Prepare for the fall with a chilly trip to our Northern Waters gallery!

Hidden away in the depths of the Boulder Reef exhibit is a very unique and lumpy animal: the one-of-a-kind lumpfish.

The lumpfish in all its glory

A unique animal

You can find lumpfish (Cyclopterus lumpus) in North Atlantic waters from Canada to New Jersey, Iceland, and off the coasts of the United Kingdom and Ireland. Here in New England, they cluster around the Gulf of Maine and Bay of Fundy. Adult lumpfish tend to stay in open ocean waters, swimming at depths of 50 to 60 meters. These fish have seven ridges along the top of their bodies, three ridges on each side, and knob-like tubercles dispersed all over, which give them their characteristic lumpy look.

Additionally, unlike many fish, their soft bodies are scaleless! Lumpfish vary in color, appearing blue-gray, brown, or even green. On average, they grow to be 14 to 16 inches long and weigh up to 3 to 6 pounds, with females growing much larger than males. The largest lumpfish found on the American coast measured 23 inches long, and the heaviest weighed about 20 pounds!

Their ridges and tubercles give this animal quite the bumpy look. | Image Source: Jiel via Wikimedia Commons

It’s not just octopuses…

While peeking at our lumpfish on exhibit, you might notice that in addition to their distinct shape, they have a peculiar ability – they can stick to things. Lumpfish have adapted modified pelvic fins that form a “sucking disc,” allowing them to hold on to basically anything! From substrate or seaweed to the glass and rocks we have on exhibit, lumpfish can secure themselves to many surfaces. There’s a reason they’re also known as “lumpsuckers.”

Check out those modified pectoral fins under the fish’s body! The fins form a suction cup, which allows lumpfish to stick to most surfaces. | Image Source: Kris Mikael-Krister via Flickr

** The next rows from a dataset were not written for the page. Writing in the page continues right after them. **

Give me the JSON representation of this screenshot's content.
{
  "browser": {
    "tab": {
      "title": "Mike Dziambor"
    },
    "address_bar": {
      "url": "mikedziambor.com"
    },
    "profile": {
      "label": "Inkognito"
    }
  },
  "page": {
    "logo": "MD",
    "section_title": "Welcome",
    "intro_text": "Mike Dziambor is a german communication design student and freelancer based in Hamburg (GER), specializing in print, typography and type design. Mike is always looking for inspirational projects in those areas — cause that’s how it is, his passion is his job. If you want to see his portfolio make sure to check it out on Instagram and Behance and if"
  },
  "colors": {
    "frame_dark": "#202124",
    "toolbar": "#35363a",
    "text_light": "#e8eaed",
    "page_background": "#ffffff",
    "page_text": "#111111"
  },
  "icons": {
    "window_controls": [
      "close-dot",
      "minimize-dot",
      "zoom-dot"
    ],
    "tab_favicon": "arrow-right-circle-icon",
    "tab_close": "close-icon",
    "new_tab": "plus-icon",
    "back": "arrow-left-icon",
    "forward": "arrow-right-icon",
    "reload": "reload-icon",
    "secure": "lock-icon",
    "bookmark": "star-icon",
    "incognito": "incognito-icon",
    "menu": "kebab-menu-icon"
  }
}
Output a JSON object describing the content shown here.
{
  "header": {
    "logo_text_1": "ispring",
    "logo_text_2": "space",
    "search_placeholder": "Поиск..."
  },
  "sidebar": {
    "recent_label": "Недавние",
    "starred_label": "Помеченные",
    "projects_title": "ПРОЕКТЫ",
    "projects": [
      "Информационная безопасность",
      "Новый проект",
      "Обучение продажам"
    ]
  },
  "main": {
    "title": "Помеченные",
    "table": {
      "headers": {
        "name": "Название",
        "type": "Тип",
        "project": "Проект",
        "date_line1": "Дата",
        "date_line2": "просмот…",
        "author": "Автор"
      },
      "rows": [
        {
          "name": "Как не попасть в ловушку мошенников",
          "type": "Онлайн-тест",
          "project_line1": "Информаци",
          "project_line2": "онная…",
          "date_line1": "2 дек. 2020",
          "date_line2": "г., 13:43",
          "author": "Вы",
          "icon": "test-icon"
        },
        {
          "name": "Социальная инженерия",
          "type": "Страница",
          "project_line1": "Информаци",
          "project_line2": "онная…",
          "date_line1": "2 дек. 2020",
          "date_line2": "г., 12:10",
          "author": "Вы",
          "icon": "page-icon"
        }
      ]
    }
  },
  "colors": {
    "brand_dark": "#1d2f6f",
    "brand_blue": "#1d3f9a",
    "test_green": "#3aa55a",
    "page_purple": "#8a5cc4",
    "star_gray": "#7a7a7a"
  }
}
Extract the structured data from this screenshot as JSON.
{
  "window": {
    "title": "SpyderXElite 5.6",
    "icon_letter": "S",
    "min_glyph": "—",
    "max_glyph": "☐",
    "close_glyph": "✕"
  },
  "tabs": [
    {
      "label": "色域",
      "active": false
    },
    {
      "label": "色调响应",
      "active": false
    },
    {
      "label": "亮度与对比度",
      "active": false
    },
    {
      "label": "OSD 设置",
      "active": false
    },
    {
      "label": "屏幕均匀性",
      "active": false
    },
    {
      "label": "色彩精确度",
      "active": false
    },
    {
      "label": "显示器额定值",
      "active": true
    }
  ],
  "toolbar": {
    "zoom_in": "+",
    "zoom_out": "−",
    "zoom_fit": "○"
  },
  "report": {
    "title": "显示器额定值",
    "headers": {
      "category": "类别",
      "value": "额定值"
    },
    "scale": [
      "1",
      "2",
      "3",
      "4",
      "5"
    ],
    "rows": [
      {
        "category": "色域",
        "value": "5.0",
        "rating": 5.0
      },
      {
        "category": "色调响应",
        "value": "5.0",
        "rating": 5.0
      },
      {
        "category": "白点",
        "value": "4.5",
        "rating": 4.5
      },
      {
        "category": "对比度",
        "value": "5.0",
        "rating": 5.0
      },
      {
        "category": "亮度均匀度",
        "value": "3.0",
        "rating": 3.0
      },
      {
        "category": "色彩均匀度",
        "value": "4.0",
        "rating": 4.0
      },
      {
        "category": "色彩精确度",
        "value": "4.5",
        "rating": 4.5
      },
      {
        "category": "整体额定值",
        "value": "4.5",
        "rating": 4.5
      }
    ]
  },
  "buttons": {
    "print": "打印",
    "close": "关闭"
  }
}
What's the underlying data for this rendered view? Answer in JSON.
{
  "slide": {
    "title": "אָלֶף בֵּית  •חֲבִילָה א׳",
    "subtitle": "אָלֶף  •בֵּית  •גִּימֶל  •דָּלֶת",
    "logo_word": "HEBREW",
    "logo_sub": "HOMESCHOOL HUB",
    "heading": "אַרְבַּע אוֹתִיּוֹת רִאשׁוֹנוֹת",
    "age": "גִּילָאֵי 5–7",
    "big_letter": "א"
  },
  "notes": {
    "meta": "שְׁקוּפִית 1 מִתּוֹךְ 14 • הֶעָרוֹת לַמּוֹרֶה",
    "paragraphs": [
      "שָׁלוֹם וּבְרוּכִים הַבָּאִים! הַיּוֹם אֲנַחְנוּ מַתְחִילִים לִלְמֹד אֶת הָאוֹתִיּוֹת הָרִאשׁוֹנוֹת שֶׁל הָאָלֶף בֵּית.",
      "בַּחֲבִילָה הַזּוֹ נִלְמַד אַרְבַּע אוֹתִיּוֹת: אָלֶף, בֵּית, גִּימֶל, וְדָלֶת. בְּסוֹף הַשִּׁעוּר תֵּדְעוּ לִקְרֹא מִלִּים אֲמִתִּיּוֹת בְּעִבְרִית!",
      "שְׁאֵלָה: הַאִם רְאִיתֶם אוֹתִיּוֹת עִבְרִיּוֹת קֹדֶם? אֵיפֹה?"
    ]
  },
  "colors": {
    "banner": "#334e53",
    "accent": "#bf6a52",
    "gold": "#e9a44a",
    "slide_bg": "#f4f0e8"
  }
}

At the Aquarium

Male lumpfish can also be quite a flashy animal. Adult males will turn a bright red-orange color when trying to attract a mate. When successful, the male will remain that color and claim an area to nest. These critters are defensive of their nests, and males will actually chase other animals away from their claimed area to protect their young. If you visited the Aquarium a few months ago, you might have actually seen one of our males undergo this color change in an attempt to woo a female! We have bred lumpfish in the past to keep on exhibit and to send to other zoos and aquariums all over the country. We’ve even been able to send our lumpfish to Japan! Currently, we haven’t had any breeding since our males and females have reached sexual maturity at different times.

Lumpfish at the Aquarium
You can also sometimes find lumpfish near our Edge of the Sea tidepool touch tank!

If you’re interested in reading more on the work we’ve done with lumpfish, check out our cool video and blog post on training lumpfish. Remember to check this lumpy, bumpy critter out on your next trip to the New England Aquarium!